**DIRECTIONS:** Among the lines below, copy each one in which "Please" appears.

[Records from a data collection]

★ ★ ★ ★ ★ ★ ★

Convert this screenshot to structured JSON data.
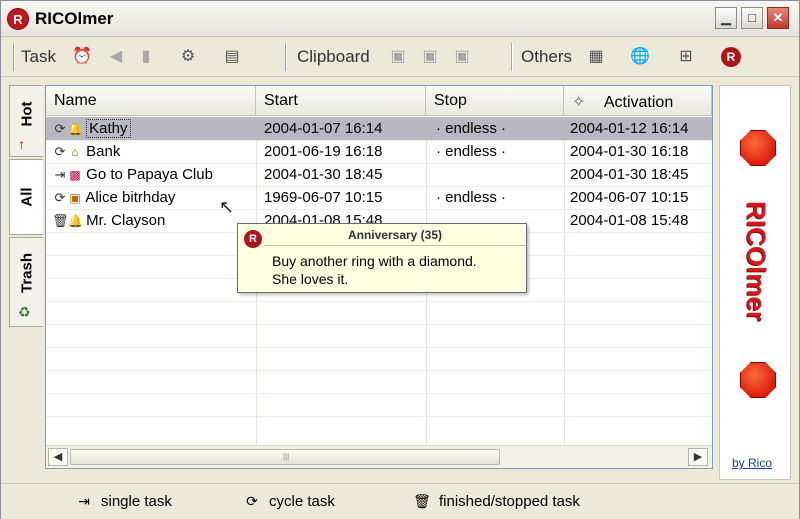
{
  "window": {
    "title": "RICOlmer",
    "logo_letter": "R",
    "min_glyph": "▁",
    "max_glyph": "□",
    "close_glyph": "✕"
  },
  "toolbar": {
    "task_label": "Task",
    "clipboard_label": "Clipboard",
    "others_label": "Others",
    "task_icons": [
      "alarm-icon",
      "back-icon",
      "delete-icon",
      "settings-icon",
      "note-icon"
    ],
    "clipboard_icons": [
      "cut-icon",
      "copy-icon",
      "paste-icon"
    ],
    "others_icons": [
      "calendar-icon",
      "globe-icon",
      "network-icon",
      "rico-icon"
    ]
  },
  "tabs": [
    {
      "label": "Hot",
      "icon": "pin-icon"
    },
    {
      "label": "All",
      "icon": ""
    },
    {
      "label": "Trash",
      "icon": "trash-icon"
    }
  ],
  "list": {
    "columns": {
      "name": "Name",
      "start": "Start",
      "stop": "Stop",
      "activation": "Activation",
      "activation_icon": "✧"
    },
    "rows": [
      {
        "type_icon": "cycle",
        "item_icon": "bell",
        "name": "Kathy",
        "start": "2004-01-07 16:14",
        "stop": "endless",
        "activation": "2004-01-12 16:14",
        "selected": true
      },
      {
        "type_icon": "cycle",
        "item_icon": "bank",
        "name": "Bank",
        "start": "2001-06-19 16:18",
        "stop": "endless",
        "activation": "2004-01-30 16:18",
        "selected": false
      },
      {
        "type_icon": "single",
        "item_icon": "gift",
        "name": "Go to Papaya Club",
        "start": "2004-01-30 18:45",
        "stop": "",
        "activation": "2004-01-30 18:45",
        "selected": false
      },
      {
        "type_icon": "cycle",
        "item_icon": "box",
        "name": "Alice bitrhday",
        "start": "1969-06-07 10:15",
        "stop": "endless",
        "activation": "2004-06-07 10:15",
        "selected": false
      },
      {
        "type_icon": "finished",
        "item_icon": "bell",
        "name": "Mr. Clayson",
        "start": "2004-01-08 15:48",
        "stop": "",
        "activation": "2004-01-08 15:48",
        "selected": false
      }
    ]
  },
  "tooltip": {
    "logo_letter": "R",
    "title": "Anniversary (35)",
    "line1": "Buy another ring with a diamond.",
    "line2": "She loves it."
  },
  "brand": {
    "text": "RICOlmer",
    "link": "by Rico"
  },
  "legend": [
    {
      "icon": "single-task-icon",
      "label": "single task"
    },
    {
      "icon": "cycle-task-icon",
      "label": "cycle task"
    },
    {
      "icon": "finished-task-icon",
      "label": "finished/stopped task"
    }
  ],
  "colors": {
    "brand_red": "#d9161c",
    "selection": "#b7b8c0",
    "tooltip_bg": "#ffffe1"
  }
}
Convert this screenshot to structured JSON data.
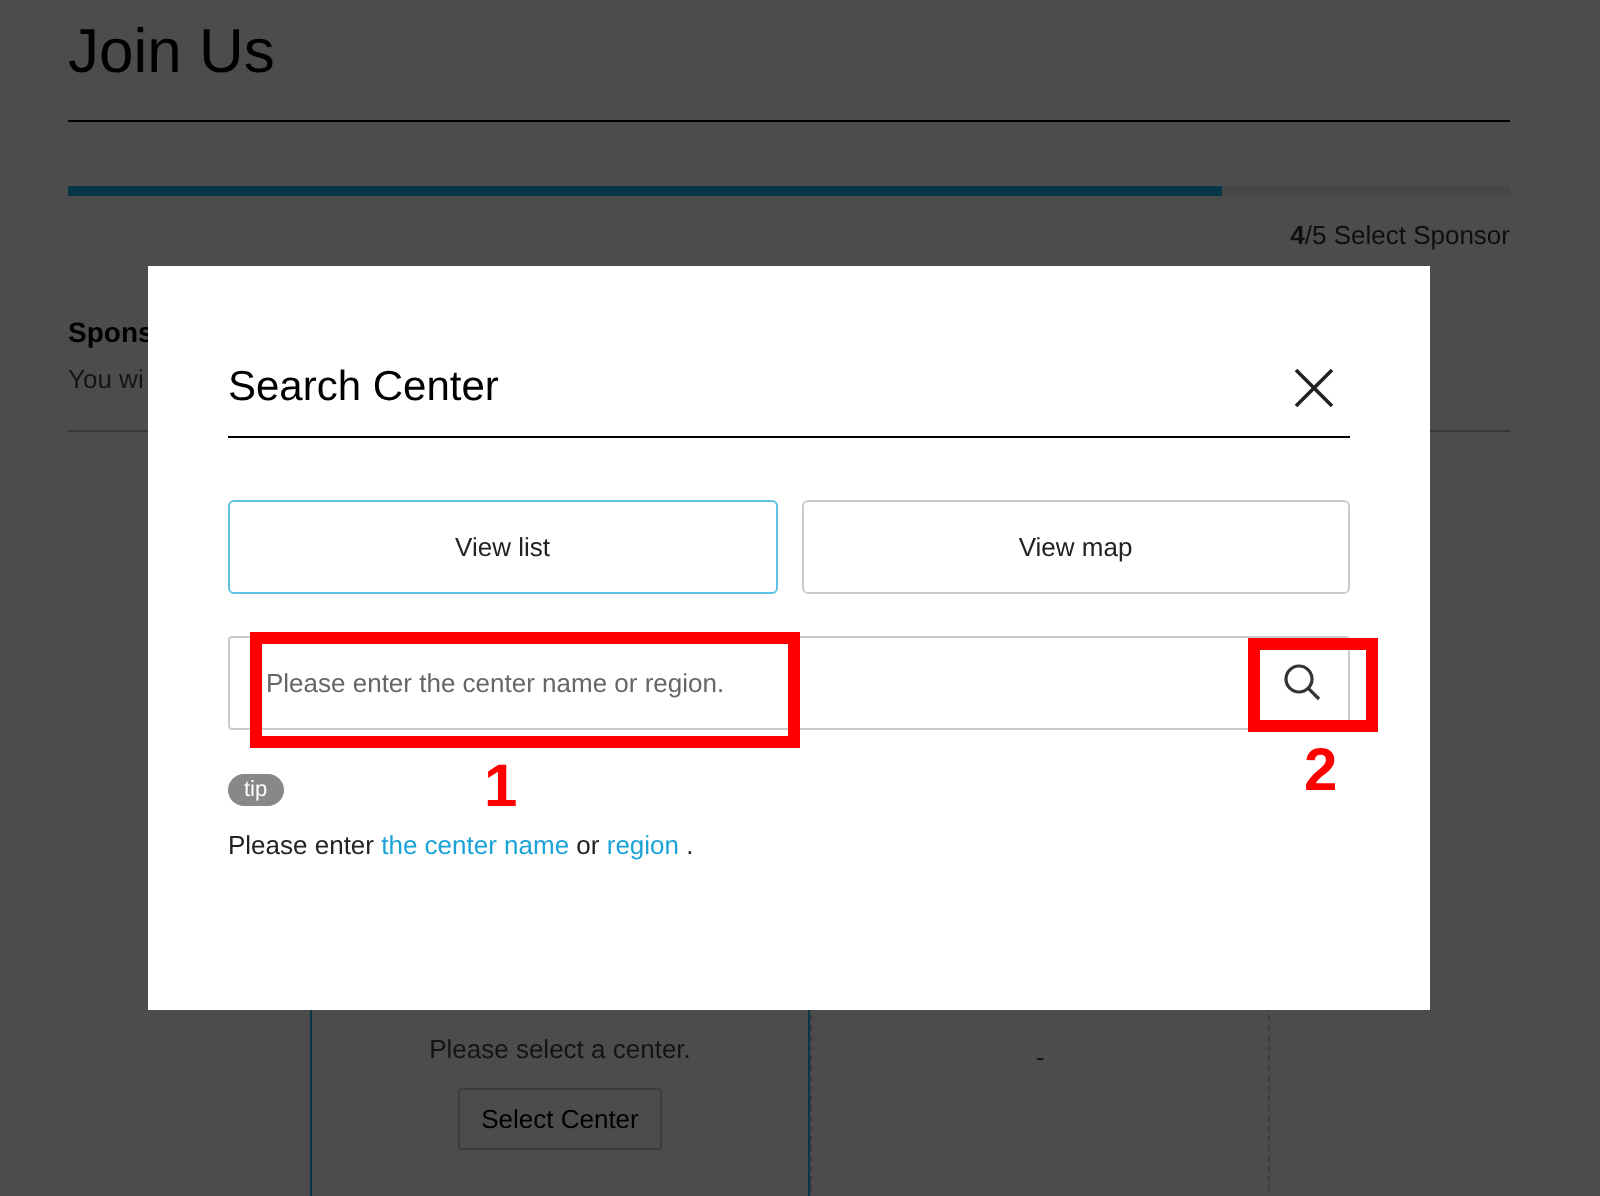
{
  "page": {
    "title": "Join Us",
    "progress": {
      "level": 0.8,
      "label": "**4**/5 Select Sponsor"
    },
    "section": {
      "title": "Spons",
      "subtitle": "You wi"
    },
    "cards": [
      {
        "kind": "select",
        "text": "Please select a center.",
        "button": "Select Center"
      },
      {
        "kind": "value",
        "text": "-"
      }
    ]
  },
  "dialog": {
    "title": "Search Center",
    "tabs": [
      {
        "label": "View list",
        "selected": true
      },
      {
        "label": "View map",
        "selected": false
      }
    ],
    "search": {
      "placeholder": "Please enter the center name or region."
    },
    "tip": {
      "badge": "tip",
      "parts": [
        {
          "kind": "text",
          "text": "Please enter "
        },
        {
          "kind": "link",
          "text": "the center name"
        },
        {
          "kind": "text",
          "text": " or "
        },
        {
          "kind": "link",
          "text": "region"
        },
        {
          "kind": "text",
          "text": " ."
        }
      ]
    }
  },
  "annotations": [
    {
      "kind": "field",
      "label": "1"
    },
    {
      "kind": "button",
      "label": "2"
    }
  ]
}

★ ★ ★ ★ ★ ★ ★

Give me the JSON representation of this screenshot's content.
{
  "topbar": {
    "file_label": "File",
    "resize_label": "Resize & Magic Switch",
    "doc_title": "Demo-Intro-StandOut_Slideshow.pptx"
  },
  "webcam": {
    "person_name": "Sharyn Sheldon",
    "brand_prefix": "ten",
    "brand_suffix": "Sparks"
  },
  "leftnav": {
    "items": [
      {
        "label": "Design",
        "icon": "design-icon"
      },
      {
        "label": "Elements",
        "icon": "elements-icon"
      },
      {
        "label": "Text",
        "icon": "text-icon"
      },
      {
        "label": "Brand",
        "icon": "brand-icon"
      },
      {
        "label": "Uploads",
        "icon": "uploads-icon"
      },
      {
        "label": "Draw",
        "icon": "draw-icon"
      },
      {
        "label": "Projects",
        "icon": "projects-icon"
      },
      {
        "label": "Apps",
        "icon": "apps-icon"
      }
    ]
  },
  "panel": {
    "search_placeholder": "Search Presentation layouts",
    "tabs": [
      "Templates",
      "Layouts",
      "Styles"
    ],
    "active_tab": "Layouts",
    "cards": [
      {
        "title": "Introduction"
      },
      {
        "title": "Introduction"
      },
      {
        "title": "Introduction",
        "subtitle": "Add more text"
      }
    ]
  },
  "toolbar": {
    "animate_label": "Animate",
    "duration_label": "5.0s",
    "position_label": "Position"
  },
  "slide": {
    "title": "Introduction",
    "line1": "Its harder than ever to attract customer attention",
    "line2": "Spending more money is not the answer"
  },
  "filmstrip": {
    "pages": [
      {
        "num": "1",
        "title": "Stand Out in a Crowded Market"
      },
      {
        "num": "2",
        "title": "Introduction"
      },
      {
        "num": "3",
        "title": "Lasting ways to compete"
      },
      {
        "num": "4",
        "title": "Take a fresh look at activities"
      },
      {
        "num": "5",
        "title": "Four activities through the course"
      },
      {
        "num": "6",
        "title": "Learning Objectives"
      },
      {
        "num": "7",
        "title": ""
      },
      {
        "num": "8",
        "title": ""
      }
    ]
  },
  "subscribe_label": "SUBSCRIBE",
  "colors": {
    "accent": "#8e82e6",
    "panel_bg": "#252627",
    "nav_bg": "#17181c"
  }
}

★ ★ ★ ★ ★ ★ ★

**ANSWER TO THE EXERCISE:**
        "text": "Please select a center.",
      "placeholder": "Please enter the center name or region."
          "text": "Please enter "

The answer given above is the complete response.